This is a book I’ve been interested in reading for a while. It stars Leia about 20 years or so after Return of the Jedi. There are three major subjects in this book, one is directly stated, and the others are mostly hints. There will be some minor spoilers in this review, but I’ll keep them light. In fact I’m going to try to keep this review short.
Star wars: Bloodline is a very political book within the Star Wars Universe, exploring how the New Republic operates, and the schism between those who want a central figure in charge of the senate, and those who’d rather everyone get equal say. The Centralists vs. the Populists. Writer Claudia Gray does a good job pointing out the upsides and downsides to each, helped by the fact that there are two main perspective characters who lean to each side, Leia being a populist to prevent another Empire from rising, and Castefero, an optimistic young politician who sees too much meandering with what is currently a populist council.

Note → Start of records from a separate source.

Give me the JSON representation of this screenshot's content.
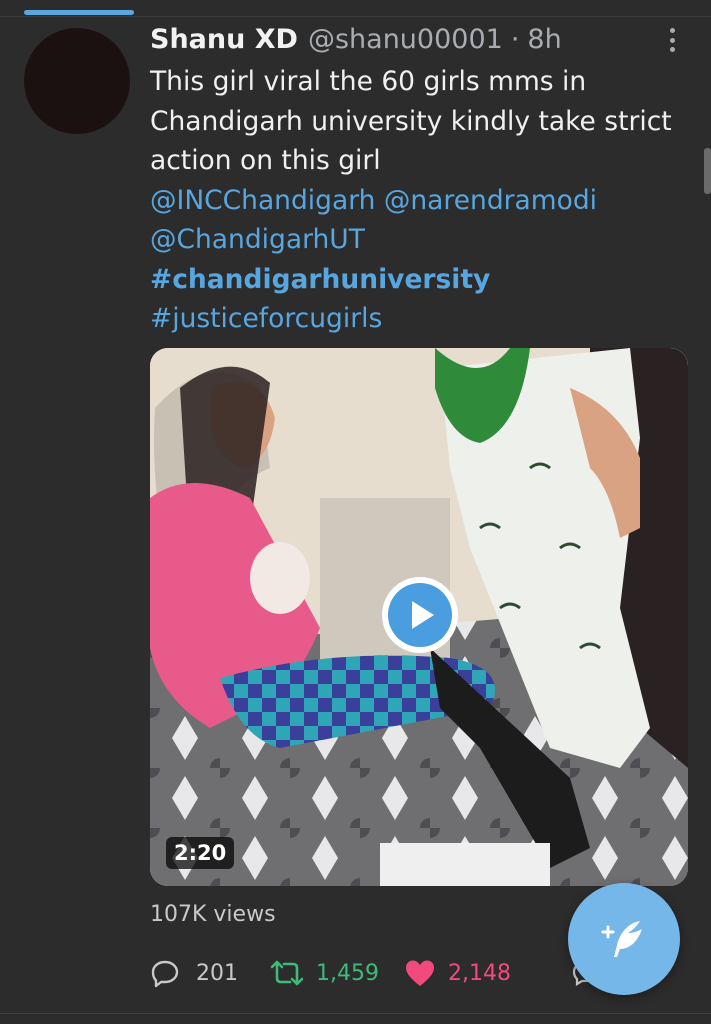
{
  "tweet": {
    "display_name": "Shanu XD",
    "handle": "@shanu00001",
    "separator": "·",
    "time": "8h",
    "text_lines": [
      "This girl viral the 60 girls mms in",
      "Chandigarh university kindly take strict",
      "action on this girl"
    ],
    "mentions_line1": [
      "@INCChandigarh",
      "@narendramodi"
    ],
    "mention_line2": "@ChandigarhUT",
    "hashtag_primary": "#chandigarhuniversity",
    "hashtag_secondary": "#justiceforcugirls",
    "video_duration": "2:20",
    "views": "107K views",
    "reply_count": "201",
    "retweet_count": "1,459",
    "like_count": "2,148"
  },
  "icons": {
    "more": "more-vertical-icon",
    "play": "play-icon",
    "reply": "reply-icon",
    "retweet": "retweet-icon",
    "like": "heart-icon",
    "share": "share-icon",
    "compose": "compose-feather-icon"
  },
  "colors": {
    "background": "#2c2c2c",
    "link": "#58a6e0",
    "retweet": "#3fba7c",
    "like": "#f24a7d",
    "compose": "#76b7ea"
  }
}
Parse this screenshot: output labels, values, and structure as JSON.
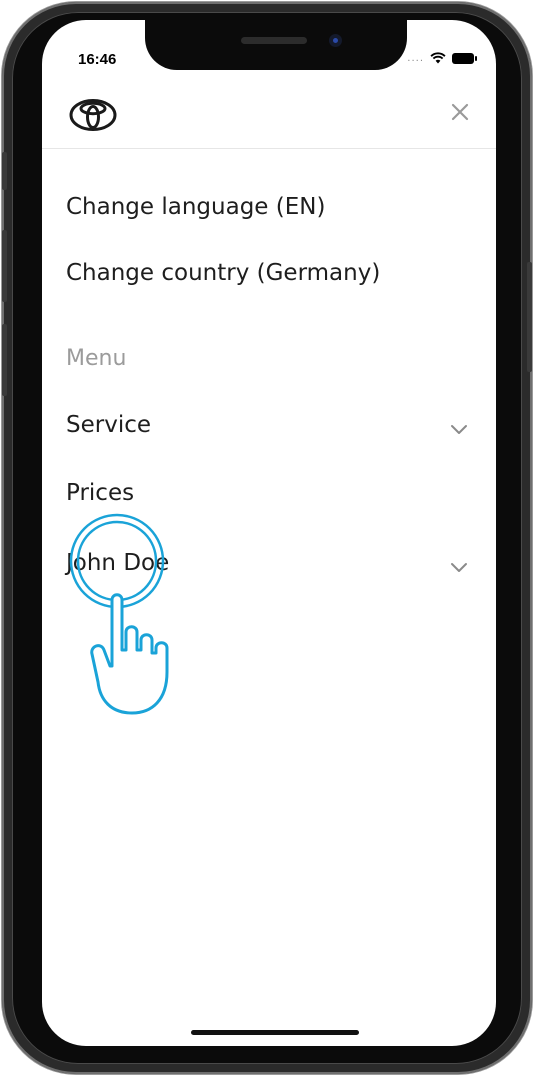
{
  "status_bar": {
    "time": "16:46",
    "signal": "...."
  },
  "header": {
    "brand_logo": "toyota-logo",
    "close_icon": "close-icon"
  },
  "settings": {
    "language_label": "Change language (EN)",
    "country_label": "Change country (Germany)"
  },
  "menu": {
    "heading": "Menu",
    "items": [
      {
        "label": "Service",
        "expandable": true
      },
      {
        "label": "Prices",
        "expandable": false
      },
      {
        "label": "John Doe",
        "expandable": true
      }
    ]
  },
  "overlay": {
    "icon": "tap-gesture-hand-icon",
    "color": "#1aa3d8"
  },
  "colors": {
    "text": "#1e1e1e",
    "muted": "#9b9b9b",
    "divider": "#e6e6e6"
  }
}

At first they really don’t like each other, but as the book goes on they start respecting each other, especially when they need to investigate a group of arms smugglers based in a neutral planet. The mystery eventually leads to hints of the rise of the First Order and the birth of the Resistance. That’s all I’ll say on that matter.
The characterization is well done across the board. Leia has a bit more of a sense of humour than she did in the original trilogy, but that’s probably Han rubbing off on her. Castefero is a very deep character himself – he fancies himself a collector of relics from the Empire, yet at the same time he despised those in charge, Vader and the Emperor.

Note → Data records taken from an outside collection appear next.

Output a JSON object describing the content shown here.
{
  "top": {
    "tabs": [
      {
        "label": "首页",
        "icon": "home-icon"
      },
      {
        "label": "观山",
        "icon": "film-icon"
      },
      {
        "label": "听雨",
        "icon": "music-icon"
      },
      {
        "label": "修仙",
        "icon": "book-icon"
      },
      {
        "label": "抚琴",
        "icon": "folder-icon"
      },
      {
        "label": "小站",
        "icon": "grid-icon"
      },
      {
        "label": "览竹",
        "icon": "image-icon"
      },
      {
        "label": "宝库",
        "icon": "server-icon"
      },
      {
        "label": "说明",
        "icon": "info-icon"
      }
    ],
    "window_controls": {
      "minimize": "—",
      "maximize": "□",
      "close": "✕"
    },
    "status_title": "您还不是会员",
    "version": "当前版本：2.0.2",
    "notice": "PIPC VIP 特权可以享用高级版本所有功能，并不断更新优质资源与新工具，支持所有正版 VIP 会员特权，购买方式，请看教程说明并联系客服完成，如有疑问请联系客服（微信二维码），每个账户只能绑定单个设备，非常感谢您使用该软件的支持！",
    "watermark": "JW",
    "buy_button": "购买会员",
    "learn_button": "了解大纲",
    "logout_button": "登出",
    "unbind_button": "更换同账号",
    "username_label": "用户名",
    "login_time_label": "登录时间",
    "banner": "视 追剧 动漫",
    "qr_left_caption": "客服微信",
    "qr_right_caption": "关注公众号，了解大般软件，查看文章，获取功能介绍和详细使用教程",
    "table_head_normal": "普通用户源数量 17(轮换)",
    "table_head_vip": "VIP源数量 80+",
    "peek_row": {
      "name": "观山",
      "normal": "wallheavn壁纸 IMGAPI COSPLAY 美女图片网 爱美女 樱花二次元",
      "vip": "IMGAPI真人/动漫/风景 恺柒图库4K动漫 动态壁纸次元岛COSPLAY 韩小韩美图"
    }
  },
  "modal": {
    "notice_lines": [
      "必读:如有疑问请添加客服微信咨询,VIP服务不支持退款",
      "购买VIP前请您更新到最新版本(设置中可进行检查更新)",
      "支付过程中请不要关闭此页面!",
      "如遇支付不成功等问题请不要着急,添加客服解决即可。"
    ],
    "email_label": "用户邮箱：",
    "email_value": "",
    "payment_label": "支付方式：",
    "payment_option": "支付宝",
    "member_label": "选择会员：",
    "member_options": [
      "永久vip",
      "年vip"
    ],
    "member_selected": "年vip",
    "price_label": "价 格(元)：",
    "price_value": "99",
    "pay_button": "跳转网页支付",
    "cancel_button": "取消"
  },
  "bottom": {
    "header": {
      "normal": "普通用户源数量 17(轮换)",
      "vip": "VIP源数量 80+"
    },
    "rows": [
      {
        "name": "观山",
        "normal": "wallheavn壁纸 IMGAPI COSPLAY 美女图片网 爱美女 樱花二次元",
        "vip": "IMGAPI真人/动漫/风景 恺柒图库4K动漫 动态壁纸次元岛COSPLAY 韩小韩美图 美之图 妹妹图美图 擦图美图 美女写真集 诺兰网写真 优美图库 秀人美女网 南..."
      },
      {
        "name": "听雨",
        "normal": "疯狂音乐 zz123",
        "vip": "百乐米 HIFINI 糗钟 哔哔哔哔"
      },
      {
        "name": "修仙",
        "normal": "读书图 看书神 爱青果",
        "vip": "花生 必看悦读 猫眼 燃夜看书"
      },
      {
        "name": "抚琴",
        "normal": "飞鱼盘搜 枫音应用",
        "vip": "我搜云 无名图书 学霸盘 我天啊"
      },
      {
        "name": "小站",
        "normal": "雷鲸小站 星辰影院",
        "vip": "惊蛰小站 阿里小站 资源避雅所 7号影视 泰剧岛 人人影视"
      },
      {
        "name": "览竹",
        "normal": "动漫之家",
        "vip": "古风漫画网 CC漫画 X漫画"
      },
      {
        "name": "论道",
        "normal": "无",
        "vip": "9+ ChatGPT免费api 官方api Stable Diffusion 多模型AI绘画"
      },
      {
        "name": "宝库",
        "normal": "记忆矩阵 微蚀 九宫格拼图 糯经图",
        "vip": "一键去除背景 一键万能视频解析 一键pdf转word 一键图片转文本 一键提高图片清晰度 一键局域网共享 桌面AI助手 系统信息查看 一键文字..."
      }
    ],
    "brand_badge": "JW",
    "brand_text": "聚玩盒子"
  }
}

Their partnership is ruined however when Leia’s true origins are exposed. For years, she tried to keep her familial connection to Darth Vader hidden from the public, yet everything falls apart when her father’s Sith identity is revealed to the senate and broadcasted across the galaxy. It’s a great moment that really tests everyone around her, with some old friends refusing to speak with her.
While the concept behind this book is awesome and it mostly pays off well, I do have a couple complaints. I’d like to know why the New Republic is based on Hosnian Prime. It’s something that probably should have at least had a brief explanation in Force Awakens, considering we’re used to the core of the galaxy being Coruscant. With none of the characters having any emotional connection to the planet that we know of and little knowledge of the New Republic, it’s kind of hard to care. Even one sentence would have satisfied me. But enough about Force Awakens.

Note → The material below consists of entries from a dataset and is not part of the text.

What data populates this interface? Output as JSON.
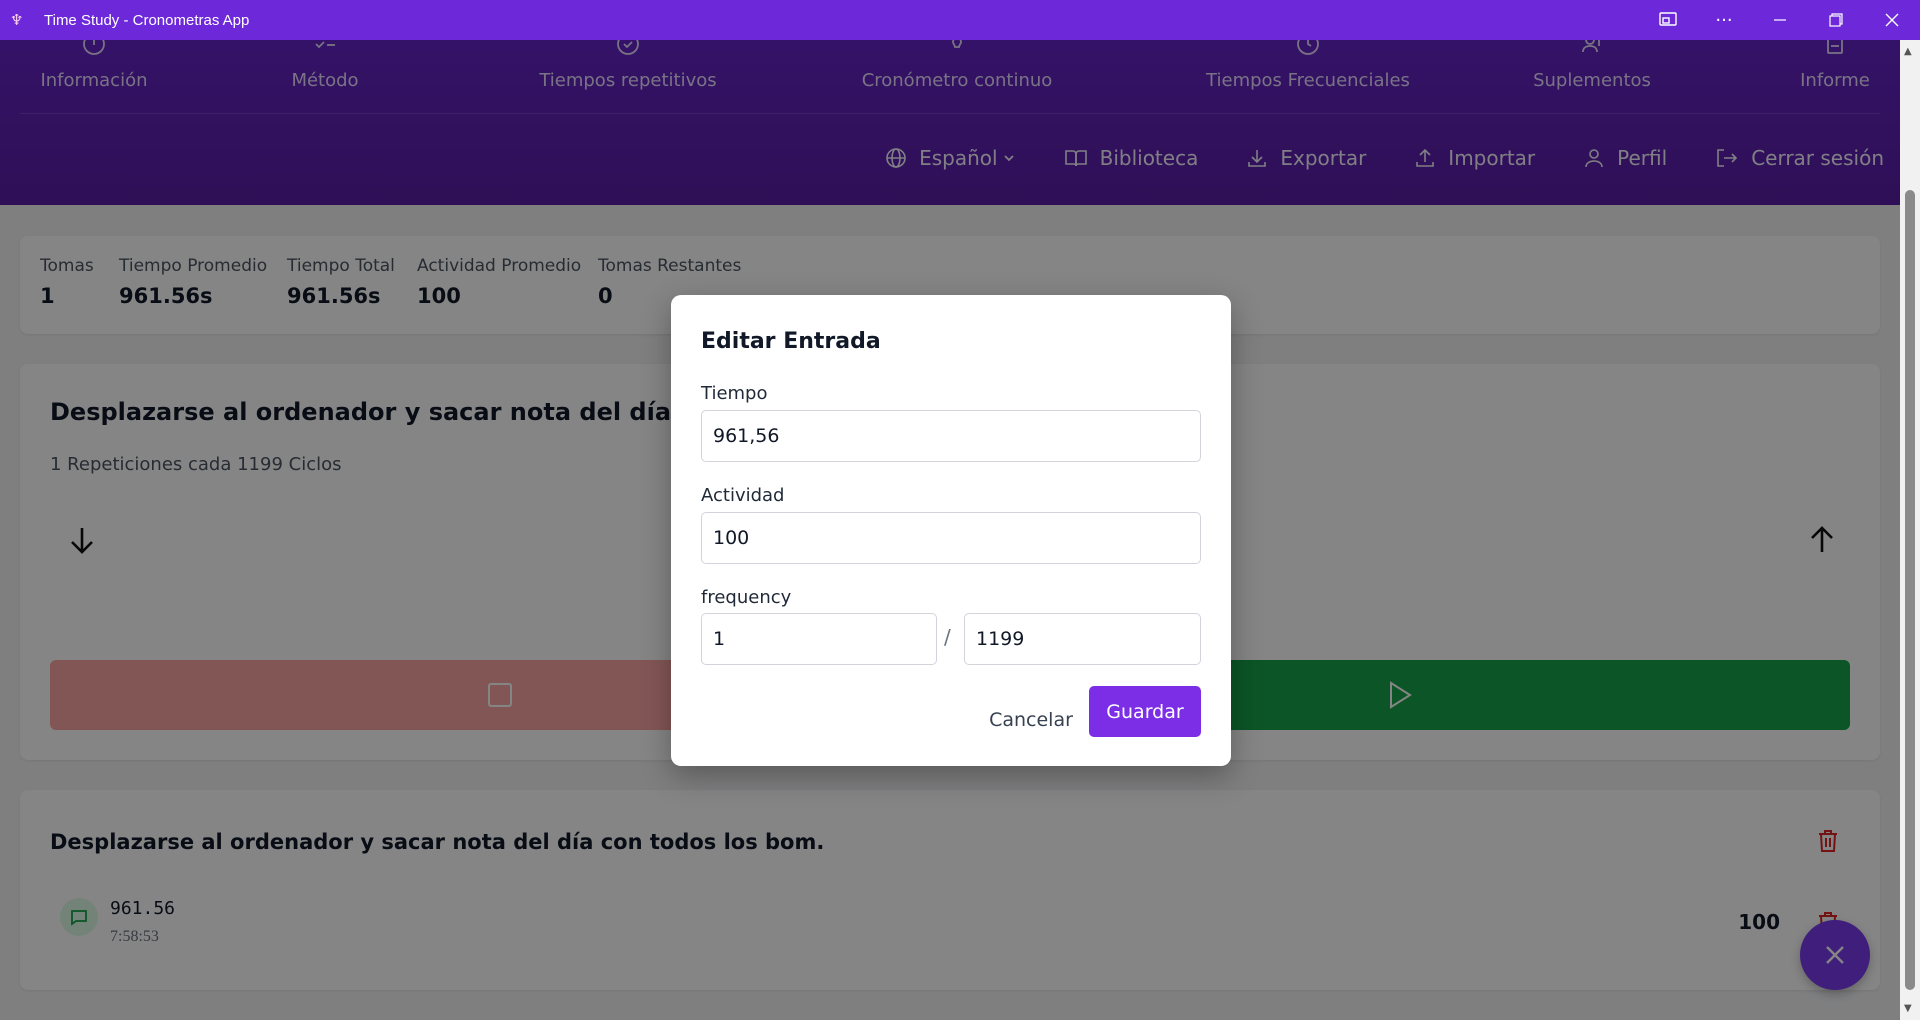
{
  "window": {
    "title": "Time Study - Cronometras App",
    "controls": [
      "screencast-icon",
      "more-icon",
      "minimize-icon",
      "restore-icon",
      "close-icon"
    ]
  },
  "nav": {
    "items": [
      {
        "label": "Información",
        "icon": "info-icon"
      },
      {
        "label": "Método",
        "icon": "list-check-icon"
      },
      {
        "label": "Tiempos repetitivos",
        "icon": "check-circle-icon"
      },
      {
        "label": "Cronómetro continuo",
        "icon": "lightbulb-icon"
      },
      {
        "label": "Tiempos Frecuenciales",
        "icon": "clock-icon"
      },
      {
        "label": "Suplementos",
        "icon": "user-plus-icon"
      },
      {
        "label": "Informe",
        "icon": "document-icon"
      }
    ]
  },
  "toolbar": {
    "language": "Español",
    "library": "Biblioteca",
    "export": "Exportar",
    "import": "Importar",
    "profile": "Perfil",
    "logout": "Cerrar sesión"
  },
  "stats": {
    "takes": {
      "label": "Tomas",
      "value": "1"
    },
    "avg_time": {
      "label": "Tiempo Promedio",
      "value": "961.56s"
    },
    "total_time": {
      "label": "Tiempo Total",
      "value": "961.56s"
    },
    "avg_activity": {
      "label": "Actividad Promedio",
      "value": "100"
    },
    "remaining": {
      "label": "Tomas Restantes",
      "value": "0"
    }
  },
  "task": {
    "title": "Desplazarse al ordenador y sacar nota del día con todos los bom.",
    "subtitle": "1 Repeticiones cada 1199 Ciclos"
  },
  "entries": {
    "title": "Desplazarse al ordenador y sacar nota del día con todos los bom.",
    "items": [
      {
        "time": "961.56",
        "clock": "7:58:53",
        "activity": "100"
      }
    ]
  },
  "modal": {
    "title": "Editar Entrada",
    "time_label": "Tiempo",
    "time_value": "961,56",
    "activity_label": "Actividad",
    "activity_value": "100",
    "frequency_label": "frequency",
    "freq_num": "1",
    "freq_sep": "/",
    "freq_den": "1199",
    "cancel": "Cancelar",
    "save": "Guardar"
  },
  "colors": {
    "titlebar": "#6d28d9",
    "header": "#5b21b6",
    "accent": "#7c3aed",
    "stop": "#fca5a5",
    "play": "#16a34a"
  }
}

I enjoyed this book overall, enough to read more of Claudia Gray’s Star Wars material. The mystery about the arms dealers features just the right level of foreshadowing. The action, while sparse, is exciting. But I didn’t think it was anything too special. Fans of Leia will likely enjoy this book, as will those interested in learning some of the background politics that led to the current movie trilogy. That said, in some ways it feels like the book is trying to encourage people to buy more material to learn more about the New Republic. It’s fine to not give us all the details in the movie – Star Wars has never been the kind of franchise that needed to explain everything. However, it would be nice to get more than bare bones details for those who read the books.